David McGrath, aged 25, and John O’Dwyer, aged 26, both with an address at 23 Roman St, Cork, David Maguire, aged 31, of 8 Harley Court, Togher, Cork, and Victoria McCormack, aged 22, of Cornmill apartments, Connell St, Cork, all pleaded guilty to a drug supply charge arising out of the case.
All four defendants admitted having a powder containing MDMA (or ecstasy powder) and another drug known as PMMA or paramethyoxymethylamphetamine, for sale or supply at different locations in Cork city on various dates between September 7 and 10, 2012.
Det Garda Wallace said all four were links in the chain of supply which saw the lethal powder being bought and consumed by Mr Coffey and Mr Coleman.
Both deceased men, who were originally from Co Waterford, were pronounced dead by a local GP at Mr Coleman’s rented house at Abbey Lane in Kinsale.
The GP, paramedics and gardaí had been called by Mr Coleman’s girlfriend Ciara Drummey after both men took ill after ingesting the lethal mixture of MDMA and PMMA.
Det Garda Wallace said that all four defendants were not aware at the time that the mixture contained PMMA, which is slower acting than MDMA but highly toxic.
Gardaí began an investigation and established that Mr Coffey had contacted McGrath a week previously looking for 3 grammes of powdered ecstasy, known on the street as Mandy.
McGrath was sharing a flat at the time in Roman St in Cork with O’Dwyer, who contacted McCormack, who in turn contacted Maguire, to obtain some of the drug to supply O’Dwyer.
Maguire sold an ounce — approximately 28gms — of the drug to McCormack for €1,100 and she in turn sold a half ounce of the drug — approximately 14gms — to O’Dwyer for €700.
O’Dwyer then sold 3 grammes of the drug to McGrath for €240 and he in turn sold it to Mr Coffey for €240 in line with a street value of €80 a gramme, said Det Garda Wallace.
McGrath, who also sold 3gms of cannabis resin for €50 to Mr Coffey, was deeply shocked when he learned what had happened to the two deceased as he knew them both.
McGrath, O’Dwyer and McCormack all co-operated fully with gardaí when they were identified as being part of the supply chain for the drug to the two dead men, the court heard.
Det Garda Wallace said Maguire didn’t identify his supplier but he did help gardaí recover the remainder of the batch after the HSE issued a public health warning about the drug.

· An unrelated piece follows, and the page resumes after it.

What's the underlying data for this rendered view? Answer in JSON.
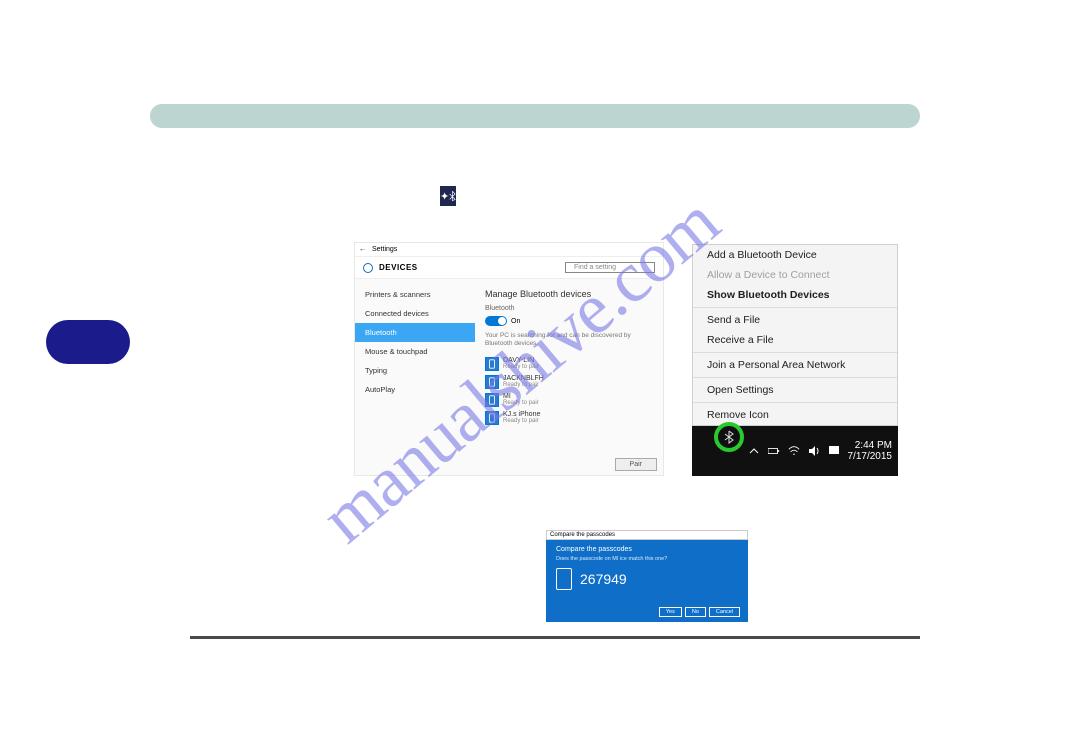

The court heard neither McGrath, O’Dwyer nor McCormack had any previous convictions, while Maguire had a previous conviction for drug dealing dating back to 2003.
McGrath, a native of Waterford, was the only one to know the deceased even though they were not in his immediate circle of friends.
Judge Donagh McDonagh said he wanted to consider the evidence and various reports submitted on behalf of the defendants and he remanded all four in custody until tomorrow.
Barristers for the four accused expressed deep remorse to the families of the dead men for the parts they played in supplying the drugs.
Siobhán Lankford, defending McGrath, asked for a suspended sentence saying society would not benefit from him being jailed.
Ben Shorten, defending O’Dwyer, quoted his client’s comment to gardaí, “I hate that I played a part in this. I was too stupid and blind to think anything bad could happen.”
Ray Boland, defending McCormack, said she and her friends consumed some of the same drugs that she supplied and they suffered only minor ill-effects.
Donal McCarthy, defending Maguire, acknowledged that his client had previous convictions but said he had played a very unusual and exceptional role in co-operating with gardaí, not in naming others, but in ensuring that a larger quantity of the fatal drug was in effect surrendered to gardaí.